Stress is a normal part of life, but it can take a toll on your mental health. If you’re feeling overwhelmed, anxious, or just not yourself, stress could very well be the culprit. Chronic stress can lead to problems like anxiety, depression, and trouble sleeping. It can also make physical health problems worse.

If you’re struggling to cope with stress, there are things you can do to feel better. Talking to a therapist can help. So can exercise, relaxation techniques, and making lifestyle changes such as eating a healthy diet and getting enough sleep.

How Stress affects your emotional health
When we’re stressed, our bodies release a hormone called Cortisol. Cortisol helps us regulate our metabolism, but when we’re constantly under stress, it can have a negative impact on our emotional health.

Studies have shown Cortisol can cause symptoms of anxiety and depression, and interfere with our ability to form new memories and concentrate. In addition, cortisol wears down our immune system, making us more susceptible to illness. 

Exercise is a great way to reduce stress levels, spending time with friends and family can also help. If you’re still finding it difficult to cope, it’s important to talk to your doctor or a mental health professional.

How Stress affects your social health
Chronic stress can have negative effects on your social life. You can become withdrawn and irritable, anxious and depressed, which in turn negatively affects your relationships. It is important to make time for yourself, and focus on your mental and emotional health.

How Stress affects your sleep.
Stress can cause us to have trouble falling or staying asleep, and it can lead to restless nights.
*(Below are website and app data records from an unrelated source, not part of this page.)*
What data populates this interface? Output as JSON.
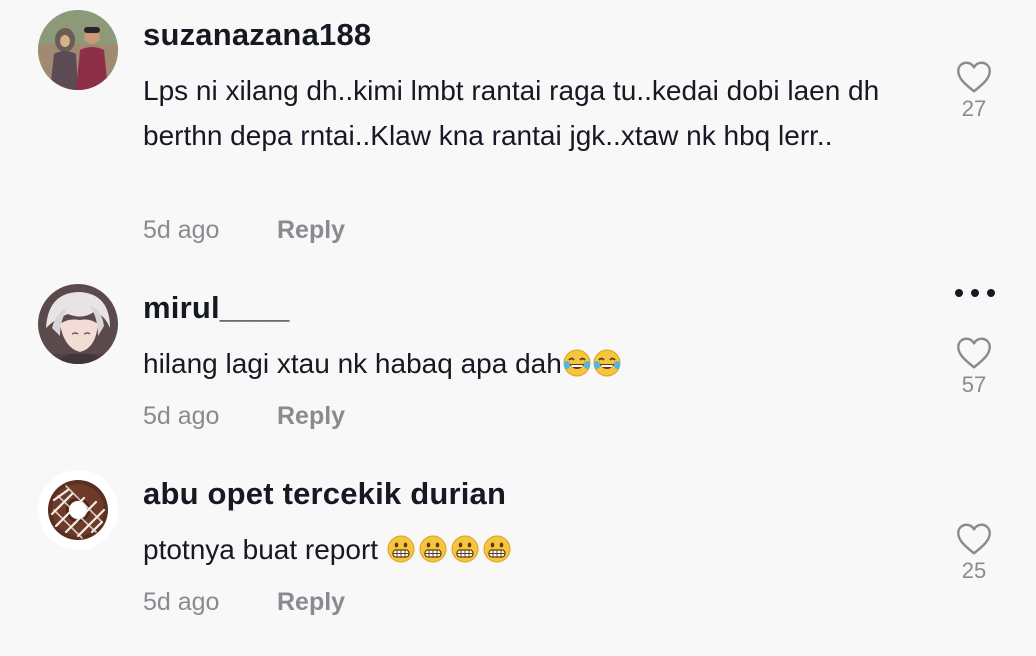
{
  "comments": [
    {
      "username": "suzanazana188",
      "text": "Lps ni xilang dh..kimi lmbt rantai raga tu..kedai dobi laen dh berthn depa rntai..Klaw kna rantai jgk..xtaw nk hbq lerr..",
      "time": "5d ago",
      "reply": "Reply",
      "likes": "27",
      "avatar_icon": "couple-photo-avatar"
    },
    {
      "username": "mirul____",
      "text": "hilang lagi xtau nk habaq apa dah",
      "emoji": [
        "😂",
        "😂"
      ],
      "time": "5d ago",
      "reply": "Reply",
      "likes": "57",
      "avatar_icon": "anime-character-avatar"
    },
    {
      "username": "abu opet tercekik durian",
      "text": "ptotnya buat report ",
      "emoji": [
        "😬",
        "😬",
        "😬",
        "😬"
      ],
      "time": "5d ago",
      "reply": "Reply",
      "likes": "25",
      "avatar_icon": "donut-avatar"
    }
  ],
  "colors": {
    "background": "#f8f8f8",
    "primary_text": "#161823",
    "secondary_text": "#8a8b91"
  },
  "icons": {
    "like": "heart-outline-icon",
    "more": "more-dots-icon"
  }
}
Over time, you can suffer from sleep deprivation. Stress hormones like cortisol, can make it hard to fall and stay asleep. Cortisol is a hormone that helps us deal with stress, but it also makes us more alert and can keep us awake at night. Racing thoughts and worry keeps us awake at night. Physical symptoms like headaches or muscle tension are not uncommon.

There are a few things you can do to try to improve your sleep. First, try to stick to a regular sleep schedule as much as possible. This means going to bed and waking up at the same time each day, even on weekends. Second, create a relaxing bedtime routine; taking a warm bath or reading a book. And finally, try some relaxation techniques like deep breathing or visualization before bedtime.

Let me know if you found any of these suggestions helpful!

To Your Success,
Juan